*** Material to process

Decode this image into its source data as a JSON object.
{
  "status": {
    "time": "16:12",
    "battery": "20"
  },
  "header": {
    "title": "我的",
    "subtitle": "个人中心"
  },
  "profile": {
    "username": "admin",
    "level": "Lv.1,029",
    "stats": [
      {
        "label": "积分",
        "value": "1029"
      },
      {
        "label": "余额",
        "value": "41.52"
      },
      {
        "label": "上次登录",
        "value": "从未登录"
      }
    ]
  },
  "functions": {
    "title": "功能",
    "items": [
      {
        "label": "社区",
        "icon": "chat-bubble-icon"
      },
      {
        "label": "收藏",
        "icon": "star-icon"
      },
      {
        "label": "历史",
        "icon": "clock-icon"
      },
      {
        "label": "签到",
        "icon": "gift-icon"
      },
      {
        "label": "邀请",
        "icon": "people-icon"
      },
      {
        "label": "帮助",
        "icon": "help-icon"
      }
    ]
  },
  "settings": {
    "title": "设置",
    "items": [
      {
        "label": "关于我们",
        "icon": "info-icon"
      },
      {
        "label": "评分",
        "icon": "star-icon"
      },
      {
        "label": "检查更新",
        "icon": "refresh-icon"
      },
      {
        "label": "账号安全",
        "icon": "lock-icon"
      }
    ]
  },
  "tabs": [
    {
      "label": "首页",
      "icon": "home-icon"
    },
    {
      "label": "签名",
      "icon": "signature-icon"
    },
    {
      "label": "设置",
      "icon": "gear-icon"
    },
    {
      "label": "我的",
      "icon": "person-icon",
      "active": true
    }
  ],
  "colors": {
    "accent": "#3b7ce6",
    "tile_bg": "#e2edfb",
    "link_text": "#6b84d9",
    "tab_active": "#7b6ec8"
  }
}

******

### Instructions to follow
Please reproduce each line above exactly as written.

### Result of this exercise
Decode this image into its source data as a JSON object.
{
  "status": {
    "time": "16:12",
    "battery": "20"
  },
  "header": {
    "title": "我的",
    "subtitle": "个人中心"
  },
  "profile": {
    "username": "admin",
    "level": "Lv.1,029",
    "stats": [
      {
        "label": "积分",
        "value": "1029"
      },
      {
        "label": "余额",
        "value": "41.52"
      },
      {
        "label": "上次登录",
        "value": "从未登录"
      }
    ]
  },
  "functions": {
    "title": "功能",
    "items": [
      {
        "label": "社区",
        "icon": "chat-bubble-icon"
      },
      {
        "label": "收藏",
        "icon": "star-icon"
      },
      {
        "label": "历史",
        "icon": "clock-icon"
      },
      {
        "label": "签到",
        "icon": "gift-icon"
      },
      {
        "label": "邀请",
        "icon": "people-icon"
      },
      {
        "label": "帮助",
        "icon": "help-icon"
      }
    ]
  },
  "settings": {
    "title": "设置",
    "items": [
      {
        "label": "关于我们",
        "icon": "info-icon"
      },
      {
        "label": "评分",
        "icon": "star-icon"
      },
      {
        "label": "检查更新",
        "icon": "refresh-icon"
      },
      {
        "label": "账号安全",
        "icon": "lock-icon"
      }
    ]
  },
  "tabs": [
    {
      "label": "首页",
      "icon": "home-icon"
    },
    {
      "label": "签名",
      "icon": "signature-icon"
    },
    {
      "label": "设置",
      "icon": "gear-icon"
    },
    {
      "label": "我的",
      "icon": "person-icon",
      "active": true
    }
  ],
  "colors": {
    "accent": "#3b7ce6",
    "tile_bg": "#e2edfb",
    "link_text": "#6b84d9",
    "tab_active": "#7b6ec8"
  }
}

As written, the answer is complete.